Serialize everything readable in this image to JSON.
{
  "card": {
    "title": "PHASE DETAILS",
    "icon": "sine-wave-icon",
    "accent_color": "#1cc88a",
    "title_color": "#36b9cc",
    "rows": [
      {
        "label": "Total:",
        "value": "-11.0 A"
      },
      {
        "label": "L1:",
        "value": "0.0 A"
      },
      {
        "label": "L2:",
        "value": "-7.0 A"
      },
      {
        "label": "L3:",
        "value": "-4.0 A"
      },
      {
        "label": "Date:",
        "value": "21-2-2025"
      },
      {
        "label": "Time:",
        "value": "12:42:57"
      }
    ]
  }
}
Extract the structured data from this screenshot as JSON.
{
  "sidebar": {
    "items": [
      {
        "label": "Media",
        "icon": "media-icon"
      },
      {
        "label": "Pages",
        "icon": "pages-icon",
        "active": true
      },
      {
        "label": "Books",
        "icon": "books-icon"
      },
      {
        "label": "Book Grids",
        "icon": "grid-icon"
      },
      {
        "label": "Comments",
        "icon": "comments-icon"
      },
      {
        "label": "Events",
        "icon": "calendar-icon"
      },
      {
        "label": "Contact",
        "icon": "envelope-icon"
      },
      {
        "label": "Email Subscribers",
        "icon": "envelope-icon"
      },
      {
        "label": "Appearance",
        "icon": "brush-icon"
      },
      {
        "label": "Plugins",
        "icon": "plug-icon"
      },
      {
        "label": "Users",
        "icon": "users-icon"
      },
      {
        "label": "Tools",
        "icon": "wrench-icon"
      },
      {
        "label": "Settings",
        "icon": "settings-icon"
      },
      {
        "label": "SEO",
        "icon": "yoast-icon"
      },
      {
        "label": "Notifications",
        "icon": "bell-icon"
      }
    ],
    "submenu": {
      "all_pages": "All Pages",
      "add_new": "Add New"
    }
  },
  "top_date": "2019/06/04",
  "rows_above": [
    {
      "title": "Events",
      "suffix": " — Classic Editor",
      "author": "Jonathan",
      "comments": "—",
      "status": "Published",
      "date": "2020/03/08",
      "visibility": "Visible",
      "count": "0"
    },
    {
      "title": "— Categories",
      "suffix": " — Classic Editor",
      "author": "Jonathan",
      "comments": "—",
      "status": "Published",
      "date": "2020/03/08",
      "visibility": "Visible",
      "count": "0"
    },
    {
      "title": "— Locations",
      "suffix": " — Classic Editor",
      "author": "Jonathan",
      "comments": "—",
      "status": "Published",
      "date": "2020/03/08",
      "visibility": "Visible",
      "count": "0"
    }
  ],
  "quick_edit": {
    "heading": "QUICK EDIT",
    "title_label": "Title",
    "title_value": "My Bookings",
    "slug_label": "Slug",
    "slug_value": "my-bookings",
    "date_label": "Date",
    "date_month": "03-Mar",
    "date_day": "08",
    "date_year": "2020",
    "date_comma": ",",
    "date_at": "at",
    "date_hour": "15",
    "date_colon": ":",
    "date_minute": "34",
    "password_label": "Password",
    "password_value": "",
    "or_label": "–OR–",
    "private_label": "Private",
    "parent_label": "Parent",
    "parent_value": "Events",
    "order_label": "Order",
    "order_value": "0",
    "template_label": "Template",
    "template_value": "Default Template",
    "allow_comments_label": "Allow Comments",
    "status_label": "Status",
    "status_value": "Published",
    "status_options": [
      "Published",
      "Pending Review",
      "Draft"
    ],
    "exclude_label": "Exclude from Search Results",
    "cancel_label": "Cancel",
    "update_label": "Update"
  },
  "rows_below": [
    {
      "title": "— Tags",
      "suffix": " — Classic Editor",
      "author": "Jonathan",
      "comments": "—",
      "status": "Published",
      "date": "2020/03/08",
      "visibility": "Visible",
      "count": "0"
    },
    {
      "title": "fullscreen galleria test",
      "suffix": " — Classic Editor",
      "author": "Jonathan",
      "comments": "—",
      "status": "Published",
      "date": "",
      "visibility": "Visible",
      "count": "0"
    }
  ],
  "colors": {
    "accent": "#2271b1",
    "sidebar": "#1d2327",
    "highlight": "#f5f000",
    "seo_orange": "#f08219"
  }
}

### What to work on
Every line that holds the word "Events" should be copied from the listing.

### Exercise output
        "label": "Events",
      "title": "Events",
    "parent_value": "Events",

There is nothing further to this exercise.